What the current rulers, RSS-Modi-Amit Shah have achieved is to sink public discourse to an all time low and to establish (perception wise, at least) a substantial mass support for this. Our challenge is to nuance and enhance this discourse, deepen it, while also be able to demonstrate a mass and huge numbers for this. We know that there base is not more than 31-35; the rest of the 65 percent has to be vocally perceived as a response. We are scattered, presently.
Q: Among other cases of injustice during the Gujarat genocide, 2002, which you have relentlessly fought, tell us about the ongoing case regarding the massacre at Gulberg Society, Ahmedabad. How has Zakia Jafri, with the tragedy weighing on her each day, coped with the struggle?
These are two separate cases. The Gulberg case saw a shocking verdict last June which we have challenged in appeal. The judge not only convicted a handful of accused but refused to hold to any conspiracy behind the killing. As Tanvirbhai Jafri, son of Ehsansaab (Ehsan Jafri, former Congress MP, who was murdered along with 68 people in the residential society) put it, it’s as if the 15,000 strong mob had gathered there to have tea and samosas!
The other and much more critical case, ongoing presently in the Gujarat High Court, is the criminal revision application by Zakia Appa Jafri seeking to chargesheet Narendra Modi and 59 others. This case, galavanising 23,000 pages of evidence, seeks to build a chain of command responsibility behind the genocidal killings in 300 locations over 19 of Gujarat’s 25 districts. The case seeks to make politicians, administrators, policemen, and non-state actors (VHP, RSS and Bajrang Dal men) administratively and criminally responsible for the mass targeted violence.
The criminal complaint was filed in June 2006; the Supreme Court ordered investigations by the SIT in 2008 and 2011. The SIT found the evidence laid down in the criminal complaint correct, but concluded it was not enough to prosecute the accused. The Amicus Curie appointed by the apex court, Raju Ramachandran, found the opposite. The matter has been remanded to a magistrate’s court; we filed a protest petition. It took us a year-and-a-half to source the investigation papers (the SIT had turned hostile to us by then). The magistrate rejected the petition and we have now challenged this in the high court. The struggle is well and truly on.

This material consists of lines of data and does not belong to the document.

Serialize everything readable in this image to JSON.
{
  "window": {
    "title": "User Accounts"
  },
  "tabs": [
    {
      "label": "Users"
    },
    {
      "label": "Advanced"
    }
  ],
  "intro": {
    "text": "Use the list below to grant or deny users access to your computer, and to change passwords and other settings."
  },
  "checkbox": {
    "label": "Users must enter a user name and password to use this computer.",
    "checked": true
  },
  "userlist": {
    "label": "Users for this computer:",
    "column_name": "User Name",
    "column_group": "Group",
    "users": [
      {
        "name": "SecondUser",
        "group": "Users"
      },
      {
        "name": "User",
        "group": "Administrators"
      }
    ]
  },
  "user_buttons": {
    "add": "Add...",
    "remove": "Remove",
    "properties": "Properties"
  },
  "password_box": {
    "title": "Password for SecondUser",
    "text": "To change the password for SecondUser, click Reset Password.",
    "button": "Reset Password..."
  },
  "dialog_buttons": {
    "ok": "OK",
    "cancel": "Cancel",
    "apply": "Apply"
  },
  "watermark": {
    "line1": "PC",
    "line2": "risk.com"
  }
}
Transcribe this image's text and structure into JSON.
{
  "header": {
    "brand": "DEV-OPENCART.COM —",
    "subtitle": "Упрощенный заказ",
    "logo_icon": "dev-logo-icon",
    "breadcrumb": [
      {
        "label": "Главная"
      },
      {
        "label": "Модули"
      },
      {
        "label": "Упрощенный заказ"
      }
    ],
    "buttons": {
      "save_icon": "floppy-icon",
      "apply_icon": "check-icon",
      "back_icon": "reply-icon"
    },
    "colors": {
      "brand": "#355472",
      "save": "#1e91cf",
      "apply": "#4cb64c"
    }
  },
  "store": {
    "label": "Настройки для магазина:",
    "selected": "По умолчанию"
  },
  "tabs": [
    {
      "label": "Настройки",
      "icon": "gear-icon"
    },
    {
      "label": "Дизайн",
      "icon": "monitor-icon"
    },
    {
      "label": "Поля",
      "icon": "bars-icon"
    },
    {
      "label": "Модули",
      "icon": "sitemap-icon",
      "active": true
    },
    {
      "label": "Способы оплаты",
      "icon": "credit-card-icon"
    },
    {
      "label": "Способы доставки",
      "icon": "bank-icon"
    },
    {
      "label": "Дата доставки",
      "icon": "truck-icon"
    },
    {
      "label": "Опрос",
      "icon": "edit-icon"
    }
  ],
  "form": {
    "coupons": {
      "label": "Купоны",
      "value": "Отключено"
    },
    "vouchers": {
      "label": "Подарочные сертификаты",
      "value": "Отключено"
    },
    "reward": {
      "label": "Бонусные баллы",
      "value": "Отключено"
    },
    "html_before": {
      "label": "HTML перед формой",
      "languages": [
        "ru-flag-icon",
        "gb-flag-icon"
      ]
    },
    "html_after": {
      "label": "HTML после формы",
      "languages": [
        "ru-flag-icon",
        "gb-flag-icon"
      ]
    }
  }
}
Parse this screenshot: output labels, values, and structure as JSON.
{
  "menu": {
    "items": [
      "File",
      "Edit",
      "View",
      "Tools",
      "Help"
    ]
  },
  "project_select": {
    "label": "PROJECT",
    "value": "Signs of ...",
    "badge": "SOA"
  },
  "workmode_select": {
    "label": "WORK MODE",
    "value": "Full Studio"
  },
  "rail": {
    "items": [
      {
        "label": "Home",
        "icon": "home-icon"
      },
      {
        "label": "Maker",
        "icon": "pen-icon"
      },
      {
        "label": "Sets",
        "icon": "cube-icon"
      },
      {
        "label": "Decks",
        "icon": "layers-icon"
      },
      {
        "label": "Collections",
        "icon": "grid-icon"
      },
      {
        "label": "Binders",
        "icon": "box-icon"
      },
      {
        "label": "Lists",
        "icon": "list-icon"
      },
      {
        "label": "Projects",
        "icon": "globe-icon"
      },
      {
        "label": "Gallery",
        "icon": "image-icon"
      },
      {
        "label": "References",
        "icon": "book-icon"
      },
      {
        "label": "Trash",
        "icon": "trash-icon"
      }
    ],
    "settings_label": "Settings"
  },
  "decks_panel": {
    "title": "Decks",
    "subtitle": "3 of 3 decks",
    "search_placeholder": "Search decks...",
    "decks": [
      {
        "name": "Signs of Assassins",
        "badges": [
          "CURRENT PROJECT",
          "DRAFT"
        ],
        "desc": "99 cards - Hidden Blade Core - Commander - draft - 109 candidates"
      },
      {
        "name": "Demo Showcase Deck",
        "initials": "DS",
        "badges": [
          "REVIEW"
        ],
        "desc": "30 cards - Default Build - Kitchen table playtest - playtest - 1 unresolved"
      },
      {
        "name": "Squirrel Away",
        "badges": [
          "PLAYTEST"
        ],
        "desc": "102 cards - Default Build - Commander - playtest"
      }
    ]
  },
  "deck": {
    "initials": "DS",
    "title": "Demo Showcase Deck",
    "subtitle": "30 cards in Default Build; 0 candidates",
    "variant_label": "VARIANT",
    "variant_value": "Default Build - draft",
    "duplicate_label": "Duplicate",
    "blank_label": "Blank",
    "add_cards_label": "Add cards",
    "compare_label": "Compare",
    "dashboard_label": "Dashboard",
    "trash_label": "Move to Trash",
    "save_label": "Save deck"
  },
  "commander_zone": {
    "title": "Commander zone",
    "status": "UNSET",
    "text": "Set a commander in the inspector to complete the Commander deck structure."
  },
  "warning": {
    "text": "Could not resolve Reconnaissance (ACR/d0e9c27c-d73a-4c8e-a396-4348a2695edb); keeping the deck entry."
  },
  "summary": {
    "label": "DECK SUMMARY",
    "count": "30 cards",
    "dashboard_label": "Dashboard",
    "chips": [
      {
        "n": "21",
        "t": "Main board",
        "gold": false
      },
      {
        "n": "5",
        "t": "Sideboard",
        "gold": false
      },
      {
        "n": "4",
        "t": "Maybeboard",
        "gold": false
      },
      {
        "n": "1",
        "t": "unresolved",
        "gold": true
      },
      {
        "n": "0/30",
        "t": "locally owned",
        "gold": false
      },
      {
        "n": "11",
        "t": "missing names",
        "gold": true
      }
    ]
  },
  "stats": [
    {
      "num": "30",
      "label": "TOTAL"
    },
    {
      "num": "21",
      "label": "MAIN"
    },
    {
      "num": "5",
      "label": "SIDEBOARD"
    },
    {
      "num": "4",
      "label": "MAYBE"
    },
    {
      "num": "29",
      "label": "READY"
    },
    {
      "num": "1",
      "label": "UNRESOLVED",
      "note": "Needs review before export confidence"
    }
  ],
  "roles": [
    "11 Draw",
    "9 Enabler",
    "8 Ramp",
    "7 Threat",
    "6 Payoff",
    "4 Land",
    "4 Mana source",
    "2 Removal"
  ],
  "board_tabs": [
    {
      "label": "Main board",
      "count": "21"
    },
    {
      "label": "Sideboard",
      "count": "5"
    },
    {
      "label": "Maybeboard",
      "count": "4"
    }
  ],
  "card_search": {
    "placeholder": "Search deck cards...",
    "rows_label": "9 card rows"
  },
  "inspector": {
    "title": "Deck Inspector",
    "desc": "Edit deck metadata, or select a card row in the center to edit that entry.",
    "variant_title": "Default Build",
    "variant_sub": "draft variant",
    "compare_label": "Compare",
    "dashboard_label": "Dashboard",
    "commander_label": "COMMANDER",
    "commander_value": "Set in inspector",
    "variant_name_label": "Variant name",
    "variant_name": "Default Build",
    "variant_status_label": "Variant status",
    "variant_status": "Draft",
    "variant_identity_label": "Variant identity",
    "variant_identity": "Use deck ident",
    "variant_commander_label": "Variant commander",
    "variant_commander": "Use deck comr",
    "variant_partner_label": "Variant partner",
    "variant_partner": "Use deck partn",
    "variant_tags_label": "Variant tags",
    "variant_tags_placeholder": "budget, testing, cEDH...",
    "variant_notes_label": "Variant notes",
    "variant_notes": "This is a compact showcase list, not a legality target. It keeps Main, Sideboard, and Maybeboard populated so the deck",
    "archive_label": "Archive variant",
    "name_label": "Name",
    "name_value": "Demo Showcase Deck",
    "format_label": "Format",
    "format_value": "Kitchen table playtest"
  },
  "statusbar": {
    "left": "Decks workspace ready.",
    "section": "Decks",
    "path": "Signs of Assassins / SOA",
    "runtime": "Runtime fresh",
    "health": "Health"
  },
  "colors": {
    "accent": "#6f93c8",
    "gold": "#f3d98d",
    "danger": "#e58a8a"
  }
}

In the 68 cases fought by the Citizens for Justice and Peace, in which we represented the survivors with exemplary legal aid, we have managed 172 convictions, 126 of which are of life imprisonment. On principle, we have not asked for death penalty. It has been a grueling, exacting, and, often, lonely battle.